(NewsNation) — The United States is no stranger to strong hurricanes that can cause billions in damage.
Data shows these storms have become stronger worldwide during the past four decades, according to The New York Times. Scientists say the reason for these more “intense” and “destructive” storms is climate change.
Hurricanes are also becoming costlier, according to the National Oceanic and Atmospheric Administration and National Hurricane Center.
Data shows that four out of the five costliest storms in the U.S. have occurred in the last 10 years.
The five costliest storms, adjusted for the 2022 Consumer Price Index:
- Hurricane Katrina ($186.3B, 2005)
- Hurricane Harvey ($148.8B, 2017)
- Hurricane Maria ($107.1B, 2017)
- Hurricane Sandy ($81.9B, 2012)
- Hurricane Ida ($78.7B, 2021)
One notable storm, Hurricane Andrew, caused about $26 billion in damages, and $15 billion in insurance costs, according to ABC Action News in Tampa Bay. Factoring in inflation, those damages today would be about $50 billion. With rapid population growth, that price soars to $120 billion, ABC Action News reported.
Currently, one of the latest storms of 2022, Hurricane Ian, is heading to Florida after passing through Cuba.
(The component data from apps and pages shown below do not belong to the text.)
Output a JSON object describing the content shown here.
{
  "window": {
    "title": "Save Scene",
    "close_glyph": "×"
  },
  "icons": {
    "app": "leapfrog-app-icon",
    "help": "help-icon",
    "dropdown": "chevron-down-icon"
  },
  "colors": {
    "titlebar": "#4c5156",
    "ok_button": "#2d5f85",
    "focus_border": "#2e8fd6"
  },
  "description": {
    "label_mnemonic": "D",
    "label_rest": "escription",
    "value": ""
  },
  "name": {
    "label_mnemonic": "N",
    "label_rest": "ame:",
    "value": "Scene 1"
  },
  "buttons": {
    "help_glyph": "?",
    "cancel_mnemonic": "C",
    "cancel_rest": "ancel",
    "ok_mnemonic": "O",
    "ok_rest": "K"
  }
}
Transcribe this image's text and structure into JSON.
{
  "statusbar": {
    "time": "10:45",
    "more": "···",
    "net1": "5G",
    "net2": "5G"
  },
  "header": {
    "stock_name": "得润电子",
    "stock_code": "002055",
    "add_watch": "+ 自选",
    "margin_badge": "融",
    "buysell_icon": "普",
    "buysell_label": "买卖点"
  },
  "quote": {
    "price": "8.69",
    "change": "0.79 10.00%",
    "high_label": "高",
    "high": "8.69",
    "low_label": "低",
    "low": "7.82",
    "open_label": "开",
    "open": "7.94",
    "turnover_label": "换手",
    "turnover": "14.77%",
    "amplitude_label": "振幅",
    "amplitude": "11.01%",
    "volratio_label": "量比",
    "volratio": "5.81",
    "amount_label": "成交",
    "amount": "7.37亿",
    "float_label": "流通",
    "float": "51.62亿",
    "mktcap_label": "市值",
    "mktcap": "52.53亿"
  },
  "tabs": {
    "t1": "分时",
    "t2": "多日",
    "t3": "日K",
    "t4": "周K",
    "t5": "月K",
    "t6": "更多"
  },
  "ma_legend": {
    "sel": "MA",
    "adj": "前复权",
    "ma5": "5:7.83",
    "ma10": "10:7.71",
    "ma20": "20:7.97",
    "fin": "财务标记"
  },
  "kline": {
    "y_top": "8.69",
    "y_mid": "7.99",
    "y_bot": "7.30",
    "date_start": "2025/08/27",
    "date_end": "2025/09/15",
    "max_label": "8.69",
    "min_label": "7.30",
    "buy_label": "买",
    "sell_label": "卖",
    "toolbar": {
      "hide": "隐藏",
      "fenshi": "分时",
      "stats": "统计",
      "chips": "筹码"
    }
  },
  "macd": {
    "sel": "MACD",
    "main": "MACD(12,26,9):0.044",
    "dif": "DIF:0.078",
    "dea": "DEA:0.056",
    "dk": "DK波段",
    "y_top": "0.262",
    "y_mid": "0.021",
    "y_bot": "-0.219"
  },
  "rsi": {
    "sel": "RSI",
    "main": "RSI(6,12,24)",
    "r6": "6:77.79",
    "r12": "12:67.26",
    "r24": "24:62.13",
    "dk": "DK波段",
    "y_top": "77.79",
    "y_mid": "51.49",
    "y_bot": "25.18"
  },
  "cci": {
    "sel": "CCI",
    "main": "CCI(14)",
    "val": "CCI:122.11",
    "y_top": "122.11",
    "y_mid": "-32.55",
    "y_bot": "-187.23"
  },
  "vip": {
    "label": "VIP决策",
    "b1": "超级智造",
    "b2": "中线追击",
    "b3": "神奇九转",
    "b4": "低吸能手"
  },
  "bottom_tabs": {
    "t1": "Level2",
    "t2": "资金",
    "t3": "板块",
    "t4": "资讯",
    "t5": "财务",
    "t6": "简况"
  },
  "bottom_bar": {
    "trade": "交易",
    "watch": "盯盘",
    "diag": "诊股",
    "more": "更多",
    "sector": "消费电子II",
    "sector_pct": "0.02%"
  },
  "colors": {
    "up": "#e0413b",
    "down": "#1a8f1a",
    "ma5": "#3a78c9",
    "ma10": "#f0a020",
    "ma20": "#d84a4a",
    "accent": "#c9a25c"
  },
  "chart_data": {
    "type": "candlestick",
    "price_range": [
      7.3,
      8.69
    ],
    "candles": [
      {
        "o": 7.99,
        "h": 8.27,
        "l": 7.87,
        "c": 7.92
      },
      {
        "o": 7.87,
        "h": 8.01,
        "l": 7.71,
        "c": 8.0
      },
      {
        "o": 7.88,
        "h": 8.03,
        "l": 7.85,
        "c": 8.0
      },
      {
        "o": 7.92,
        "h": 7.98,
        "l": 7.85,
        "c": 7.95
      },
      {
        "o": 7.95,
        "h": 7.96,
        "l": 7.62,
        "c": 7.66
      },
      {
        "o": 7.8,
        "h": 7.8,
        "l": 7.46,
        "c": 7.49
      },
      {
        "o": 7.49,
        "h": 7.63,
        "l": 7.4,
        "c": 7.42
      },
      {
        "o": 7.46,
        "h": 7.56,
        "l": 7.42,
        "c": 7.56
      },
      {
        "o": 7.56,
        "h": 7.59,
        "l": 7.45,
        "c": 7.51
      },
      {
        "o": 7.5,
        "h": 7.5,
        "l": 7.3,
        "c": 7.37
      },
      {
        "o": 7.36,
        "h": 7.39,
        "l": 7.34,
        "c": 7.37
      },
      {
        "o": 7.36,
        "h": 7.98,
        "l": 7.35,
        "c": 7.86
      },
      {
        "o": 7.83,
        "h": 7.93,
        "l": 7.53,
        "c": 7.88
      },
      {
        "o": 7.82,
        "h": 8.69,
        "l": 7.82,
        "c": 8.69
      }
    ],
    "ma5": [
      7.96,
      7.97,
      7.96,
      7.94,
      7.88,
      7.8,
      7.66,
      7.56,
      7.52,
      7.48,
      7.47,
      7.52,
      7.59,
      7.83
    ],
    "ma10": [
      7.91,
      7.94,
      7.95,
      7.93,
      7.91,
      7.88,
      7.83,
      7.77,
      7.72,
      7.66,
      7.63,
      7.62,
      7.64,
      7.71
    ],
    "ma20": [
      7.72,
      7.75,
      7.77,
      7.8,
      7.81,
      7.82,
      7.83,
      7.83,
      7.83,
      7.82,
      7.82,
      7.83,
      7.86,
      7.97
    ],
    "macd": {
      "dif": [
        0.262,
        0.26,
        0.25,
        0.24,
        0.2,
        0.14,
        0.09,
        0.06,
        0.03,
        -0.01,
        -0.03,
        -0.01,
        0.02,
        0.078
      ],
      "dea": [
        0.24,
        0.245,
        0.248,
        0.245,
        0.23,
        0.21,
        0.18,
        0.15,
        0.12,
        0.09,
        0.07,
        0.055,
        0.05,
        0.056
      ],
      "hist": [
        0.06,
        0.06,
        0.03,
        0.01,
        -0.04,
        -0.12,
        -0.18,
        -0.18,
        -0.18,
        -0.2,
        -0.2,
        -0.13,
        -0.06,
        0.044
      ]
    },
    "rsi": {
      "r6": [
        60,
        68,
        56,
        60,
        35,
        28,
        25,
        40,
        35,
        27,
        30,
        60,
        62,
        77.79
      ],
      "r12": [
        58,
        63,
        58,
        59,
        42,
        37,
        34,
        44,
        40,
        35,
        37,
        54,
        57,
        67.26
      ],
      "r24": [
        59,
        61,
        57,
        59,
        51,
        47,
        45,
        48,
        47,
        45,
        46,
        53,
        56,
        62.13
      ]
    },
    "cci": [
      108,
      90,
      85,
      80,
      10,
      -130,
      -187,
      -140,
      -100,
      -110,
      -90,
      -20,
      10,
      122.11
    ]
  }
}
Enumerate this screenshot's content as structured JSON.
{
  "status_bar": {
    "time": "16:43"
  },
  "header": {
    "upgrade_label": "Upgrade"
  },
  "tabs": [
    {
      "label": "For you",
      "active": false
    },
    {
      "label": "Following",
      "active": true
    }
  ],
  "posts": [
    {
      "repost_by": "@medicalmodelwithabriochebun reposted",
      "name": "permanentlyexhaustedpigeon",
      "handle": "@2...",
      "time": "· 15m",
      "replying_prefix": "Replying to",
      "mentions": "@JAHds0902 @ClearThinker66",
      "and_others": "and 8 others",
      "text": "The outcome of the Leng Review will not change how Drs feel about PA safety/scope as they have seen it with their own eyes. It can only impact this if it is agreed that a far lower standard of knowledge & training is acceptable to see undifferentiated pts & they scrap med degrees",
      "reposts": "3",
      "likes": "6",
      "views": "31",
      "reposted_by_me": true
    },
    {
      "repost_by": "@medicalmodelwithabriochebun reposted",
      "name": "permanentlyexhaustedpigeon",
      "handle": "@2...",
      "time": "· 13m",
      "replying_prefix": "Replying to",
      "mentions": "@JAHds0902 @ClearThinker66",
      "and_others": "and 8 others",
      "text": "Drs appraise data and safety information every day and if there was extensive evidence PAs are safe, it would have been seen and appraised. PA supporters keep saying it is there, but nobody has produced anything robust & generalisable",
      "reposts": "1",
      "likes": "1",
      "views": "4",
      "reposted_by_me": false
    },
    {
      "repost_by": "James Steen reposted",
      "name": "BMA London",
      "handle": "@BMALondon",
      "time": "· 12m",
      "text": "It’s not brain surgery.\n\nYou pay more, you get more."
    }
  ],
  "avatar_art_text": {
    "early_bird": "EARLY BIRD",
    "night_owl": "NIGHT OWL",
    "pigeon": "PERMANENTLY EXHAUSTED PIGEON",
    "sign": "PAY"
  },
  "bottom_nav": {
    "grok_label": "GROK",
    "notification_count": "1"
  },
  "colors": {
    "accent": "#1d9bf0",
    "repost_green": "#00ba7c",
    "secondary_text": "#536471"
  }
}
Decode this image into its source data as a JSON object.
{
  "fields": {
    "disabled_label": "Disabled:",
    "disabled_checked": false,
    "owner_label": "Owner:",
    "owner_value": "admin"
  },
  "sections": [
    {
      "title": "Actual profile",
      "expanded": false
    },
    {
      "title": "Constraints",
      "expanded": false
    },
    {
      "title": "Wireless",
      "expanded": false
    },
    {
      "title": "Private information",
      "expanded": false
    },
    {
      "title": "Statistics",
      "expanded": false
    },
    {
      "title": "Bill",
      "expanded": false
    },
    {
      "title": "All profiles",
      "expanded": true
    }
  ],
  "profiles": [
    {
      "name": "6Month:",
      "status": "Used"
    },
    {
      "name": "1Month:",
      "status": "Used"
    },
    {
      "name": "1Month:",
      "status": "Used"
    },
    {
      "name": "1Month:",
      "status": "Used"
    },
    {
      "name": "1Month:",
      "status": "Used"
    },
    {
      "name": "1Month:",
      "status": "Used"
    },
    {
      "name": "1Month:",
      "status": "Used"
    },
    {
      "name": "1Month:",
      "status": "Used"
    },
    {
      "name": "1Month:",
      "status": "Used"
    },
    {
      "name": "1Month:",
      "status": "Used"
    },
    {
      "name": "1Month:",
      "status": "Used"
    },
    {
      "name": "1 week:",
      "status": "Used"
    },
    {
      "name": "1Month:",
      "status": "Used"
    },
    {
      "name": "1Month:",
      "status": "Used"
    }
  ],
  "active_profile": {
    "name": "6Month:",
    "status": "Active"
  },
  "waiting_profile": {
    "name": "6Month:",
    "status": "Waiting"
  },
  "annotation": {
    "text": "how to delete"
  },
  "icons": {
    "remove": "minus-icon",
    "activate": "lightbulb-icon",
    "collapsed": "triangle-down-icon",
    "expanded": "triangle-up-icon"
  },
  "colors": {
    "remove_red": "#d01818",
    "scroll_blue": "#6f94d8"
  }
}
As of Tuesday morning, it is considered a Category 3 storm, though it’s expected to make landfall as a Category 4 hurricane.